Whenever an image turns up, omit it and return the remaining data exactly.

START Data supplied

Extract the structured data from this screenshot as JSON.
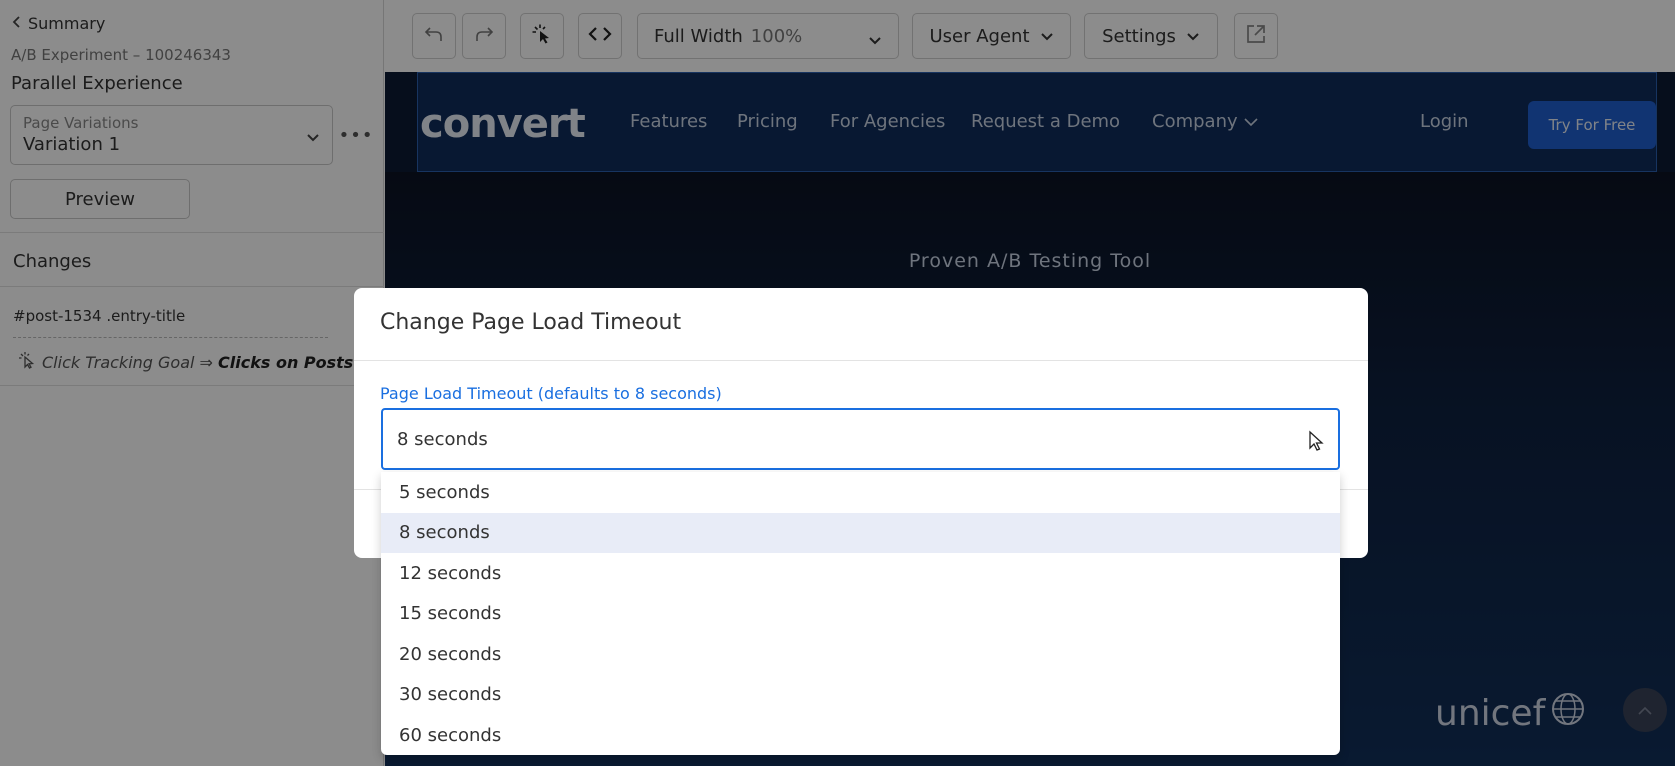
{
  "sidebar": {
    "back_label": "Summary",
    "experiment_id": "A/B Experiment – 100246343",
    "experiment_name": "Parallel Experience",
    "variation_select": {
      "label": "Page Variations",
      "value": "Variation 1"
    },
    "more_label": "•••",
    "preview_label": "Preview",
    "changes_title": "Changes",
    "change_selector": "#post-1534 .entry-title",
    "goal_prefix": "Click Tracking Goal ⇒ ",
    "goal_name": "Clicks on Posts"
  },
  "toolbar": {
    "width_label": "Full Width",
    "width_value": "100%",
    "user_agent_label": "User Agent",
    "settings_label": "Settings"
  },
  "site": {
    "logo": "convert",
    "nav": [
      "Features",
      "Pricing",
      "For Agencies",
      "Request a Demo",
      "Company"
    ],
    "login": "Login",
    "cta": "Try For Free",
    "hero_tagline": "Proven A/B Testing Tool",
    "partner_logo": "unicef"
  },
  "modal": {
    "title": "Change Page Load Timeout",
    "field_label": "Page Load Timeout (defaults to 8 seconds)",
    "selected_value": "8 seconds",
    "options": [
      "5 seconds",
      "8 seconds",
      "12 seconds",
      "15 seconds",
      "20 seconds",
      "30 seconds",
      "60 seconds"
    ],
    "selected_index": 1
  },
  "colors": {
    "accent": "#1a6fe0",
    "cta": "#1f5fd0",
    "option_highlight": "#e8ecf7"
  }
}
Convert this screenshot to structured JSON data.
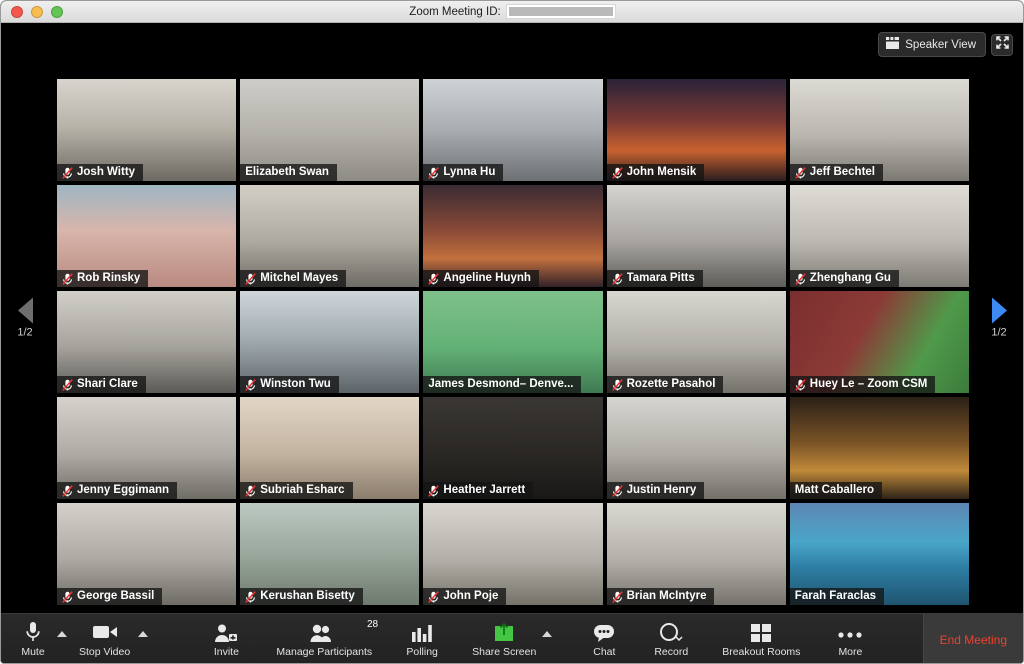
{
  "window": {
    "title_label": "Zoom Meeting ID:",
    "meeting_id_redacted": true,
    "traffic_lights": [
      "close-button",
      "minimize-button",
      "maximize-button"
    ]
  },
  "stage": {
    "view_toggle": {
      "label": "Speaker View",
      "icon": "gallery-grid-icon"
    },
    "fullscreen": {
      "icon": "fullscreen-icon"
    },
    "pager_left": {
      "label": "1/2",
      "icon": "chevron-left-icon",
      "color": "#6e6e6e"
    },
    "pager_right": {
      "label": "1/2",
      "icon": "chevron-right-icon",
      "color": "#3d8bf2"
    }
  },
  "participants": [
    {
      "name": "Josh Witty",
      "muted": true,
      "active": false,
      "bg": "office-a"
    },
    {
      "name": "Elizabeth Swan",
      "muted": false,
      "active": false,
      "bg": "cubicle-green"
    },
    {
      "name": "Lynna Hu",
      "muted": true,
      "active": false,
      "bg": "office-b"
    },
    {
      "name": "John Mensik",
      "muted": true,
      "active": false,
      "bg": "sunset-virtual"
    },
    {
      "name": "Jeff Bechtel",
      "muted": true,
      "active": false,
      "bg": "office-c"
    },
    {
      "name": "Rob Rinsky",
      "muted": true,
      "active": false,
      "bg": "baby-closeup"
    },
    {
      "name": "Mitchel Mayes",
      "muted": true,
      "active": false,
      "bg": "office-d"
    },
    {
      "name": "Angeline Huynh",
      "muted": true,
      "active": false,
      "bg": "desert-virtual"
    },
    {
      "name": "Tamara Pitts",
      "muted": true,
      "active": false,
      "bg": "office-e"
    },
    {
      "name": "Zhenghang Gu",
      "muted": true,
      "active": false,
      "bg": "office-f"
    },
    {
      "name": "Shari Clare",
      "muted": true,
      "active": false,
      "bg": "office-g"
    },
    {
      "name": "Winston Twu",
      "muted": true,
      "active": false,
      "bg": "train-virtual"
    },
    {
      "name": "James Desmond– Denve...",
      "muted": false,
      "active": false,
      "bg": "greenscreen"
    },
    {
      "name": "Rozette Pasahol",
      "muted": true,
      "active": false,
      "bg": "office-h"
    },
    {
      "name": "Huey Le – Zoom CSM",
      "muted": true,
      "active": false,
      "bg": "green-wall"
    },
    {
      "name": "Jenny Eggimann",
      "muted": true,
      "active": false,
      "bg": "office-i"
    },
    {
      "name": "Subriah Esharc",
      "muted": true,
      "active": false,
      "bg": "home-warm"
    },
    {
      "name": "Heather Jarrett",
      "muted": true,
      "active": false,
      "bg": "dark-room"
    },
    {
      "name": "Justin Henry",
      "muted": true,
      "active": false,
      "bg": "office-j"
    },
    {
      "name": "Matt Caballero",
      "muted": false,
      "active": false,
      "bg": "forest-virtual"
    },
    {
      "name": "George Bassil",
      "muted": true,
      "active": false,
      "bg": "office-k"
    },
    {
      "name": "Kerushan Bisetty",
      "muted": true,
      "active": false,
      "bg": "backyard"
    },
    {
      "name": "John Poje",
      "muted": true,
      "active": false,
      "bg": "office-l"
    },
    {
      "name": "Brian McIntyre",
      "muted": true,
      "active": false,
      "bg": "office-m"
    },
    {
      "name": "Farah Faraclas",
      "muted": false,
      "active": true,
      "bg": "lake-virtual"
    }
  ],
  "toolbar": {
    "mute": {
      "label": "Mute",
      "icon": "microphone-icon",
      "has_caret": true
    },
    "stop_video": {
      "label": "Stop Video",
      "icon": "video-camera-icon",
      "has_caret": true
    },
    "invite": {
      "label": "Invite",
      "icon": "person-plus-icon"
    },
    "manage_participants": {
      "label": "Manage Participants",
      "icon": "people-icon",
      "badge": "28"
    },
    "polling": {
      "label": "Polling",
      "icon": "bar-chart-icon"
    },
    "share_screen": {
      "label": "Share Screen",
      "icon": "share-screen-icon",
      "has_caret": true,
      "color": "#44c544"
    },
    "chat": {
      "label": "Chat",
      "icon": "chat-bubble-icon"
    },
    "record": {
      "label": "Record",
      "icon": "record-circle-icon"
    },
    "breakout_rooms": {
      "label": "Breakout Rooms",
      "icon": "grid-squares-icon"
    },
    "more": {
      "label": "More",
      "icon": "ellipsis-icon"
    },
    "end_meeting": {
      "label": "End Meeting",
      "color": "#e8442e"
    }
  }
}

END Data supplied

Response for this exercise
Extract the structured data from this screenshot as JSON.
{
  "sidebar": {
    "back_label": "Summary",
    "experiment_id": "A/B Experiment – 100246343",
    "experiment_name": "Parallel Experience",
    "variation_select": {
      "label": "Page Variations",
      "value": "Variation 1"
    },
    "more_label": "•••",
    "preview_label": "Preview",
    "changes_title": "Changes",
    "change_selector": "#post-1534 .entry-title",
    "goal_prefix": "Click Tracking Goal ⇒ ",
    "goal_name": "Clicks on Posts"
  },
  "toolbar": {
    "width_label": "Full Width",
    "width_value": "100%",
    "user_agent_label": "User Agent",
    "settings_label": "Settings"
  },
  "site": {
    "logo": "convert",
    "nav": [
      "Features",
      "Pricing",
      "For Agencies",
      "Request a Demo",
      "Company"
    ],
    "login": "Login",
    "cta": "Try For Free",
    "hero_tagline": "Proven A/B Testing Tool",
    "partner_logo": "unicef"
  },
  "modal": {
    "title": "Change Page Load Timeout",
    "field_label": "Page Load Timeout (defaults to 8 seconds)",
    "selected_value": "8 seconds",
    "options": [
      "5 seconds",
      "8 seconds",
      "12 seconds",
      "15 seconds",
      "20 seconds",
      "30 seconds",
      "60 seconds"
    ],
    "selected_index": 1
  },
  "colors": {
    "accent": "#1a6fe0",
    "cta": "#1f5fd0",
    "option_highlight": "#e8ecf7"
  }
}
Convert this screenshot to structured JSON data.
{
  "window": {
    "title_label": "Zoom Meeting ID:",
    "meeting_id_redacted": true,
    "traffic_lights": [
      "close-button",
      "minimize-button",
      "maximize-button"
    ]
  },
  "stage": {
    "view_toggle": {
      "label": "Speaker View",
      "icon": "gallery-grid-icon"
    },
    "fullscreen": {
      "icon": "fullscreen-icon"
    },
    "pager_left": {
      "label": "1/2",
      "icon": "chevron-left-icon",
      "color": "#6e6e6e"
    },
    "pager_right": {
      "label": "1/2",
      "icon": "chevron-right-icon",
      "color": "#3d8bf2"
    }
  },
  "participants": [
    {
      "name": "Josh Witty",
      "muted": true,
      "active": false,
      "bg": "office-a"
    },
    {
      "name": "Elizabeth Swan",
      "muted": false,
      "active": false,
      "bg": "cubicle-green"
    },
    {
      "name": "Lynna Hu",
      "muted": true,
      "active": false,
      "bg": "office-b"
    },
    {
      "name": "John Mensik",
      "muted": true,
      "active": false,
      "bg": "sunset-virtual"
    },
    {
      "name": "Jeff Bechtel",
      "muted": true,
      "active": false,
      "bg": "office-c"
    },
    {
      "name": "Rob Rinsky",
      "muted": true,
      "active": false,
      "bg": "baby-closeup"
    },
    {
      "name": "Mitchel Mayes",
      "muted": true,
      "active": false,
      "bg": "office-d"
    },
    {
      "name": "Angeline Huynh",
      "muted": true,
      "active": false,
      "bg": "desert-virtual"
    },
    {
      "name": "Tamara Pitts",
      "muted": true,
      "active": false,
      "bg": "office-e"
    },
    {
      "name": "Zhenghang Gu",
      "muted": true,
      "active": false,
      "bg": "office-f"
    },
    {
      "name": "Shari Clare",
      "muted": true,
      "active": false,
      "bg": "office-g"
    },
    {
      "name": "Winston Twu",
      "muted": true,
      "active": false,
      "bg": "train-virtual"
    },
    {
      "name": "James Desmond– Denve...",
      "muted": false,
      "active": false,
      "bg": "greenscreen"
    },
    {
      "name": "Rozette Pasahol",
      "muted": true,
      "active": false,
      "bg": "office-h"
    },
    {
      "name": "Huey Le – Zoom CSM",
      "muted": true,
      "active": false,
      "bg": "green-wall"
    },
    {
      "name": "Jenny Eggimann",
      "muted": true,
      "active": false,
      "bg": "office-i"
    },
    {
      "name": "Subriah Esharc",
      "muted": true,
      "active": false,
      "bg": "home-warm"
    },
    {
      "name": "Heather Jarrett",
      "muted": true,
      "active": false,
      "bg": "dark-room"
    },
    {
      "name": "Justin Henry",
      "muted": true,
      "active": false,
      "bg": "office-j"
    },
    {
      "name": "Matt Caballero",
      "muted": false,
      "active": false,
      "bg": "forest-virtual"
    },
    {
      "name": "George Bassil",
      "muted": true,
      "active": false,
      "bg": "office-k"
    },
    {
      "name": "Kerushan Bisetty",
      "muted": true,
      "active": false,
      "bg": "backyard"
    },
    {
      "name": "John Poje",
      "muted": true,
      "active": false,
      "bg": "office-l"
    },
    {
      "name": "Brian McIntyre",
      "muted": true,
      "active": false,
      "bg": "office-m"
    },
    {
      "name": "Farah Faraclas",
      "muted": false,
      "active": true,
      "bg": "lake-virtual"
    }
  ],
  "toolbar": {
    "mute": {
      "label": "Mute",
      "icon": "microphone-icon",
      "has_caret": true
    },
    "stop_video": {
      "label": "Stop Video",
      "icon": "video-camera-icon",
      "has_caret": true
    },
    "invite": {
      "label": "Invite",
      "icon": "person-plus-icon"
    },
    "manage_participants": {
      "label": "Manage Participants",
      "icon": "people-icon",
      "badge": "28"
    },
    "polling": {
      "label": "Polling",
      "icon": "bar-chart-icon"
    },
    "share_screen": {
      "label": "Share Screen",
      "icon": "share-screen-icon",
      "has_caret": true,
      "color": "#44c544"
    },
    "chat": {
      "label": "Chat",
      "icon": "chat-bubble-icon"
    },
    "record": {
      "label": "Record",
      "icon": "record-circle-icon"
    },
    "breakout_rooms": {
      "label": "Breakout Rooms",
      "icon": "grid-squares-icon"
    },
    "more": {
      "label": "More",
      "icon": "ellipsis-icon"
    },
    "end_meeting": {
      "label": "End Meeting",
      "color": "#e8442e"
    }
  }
}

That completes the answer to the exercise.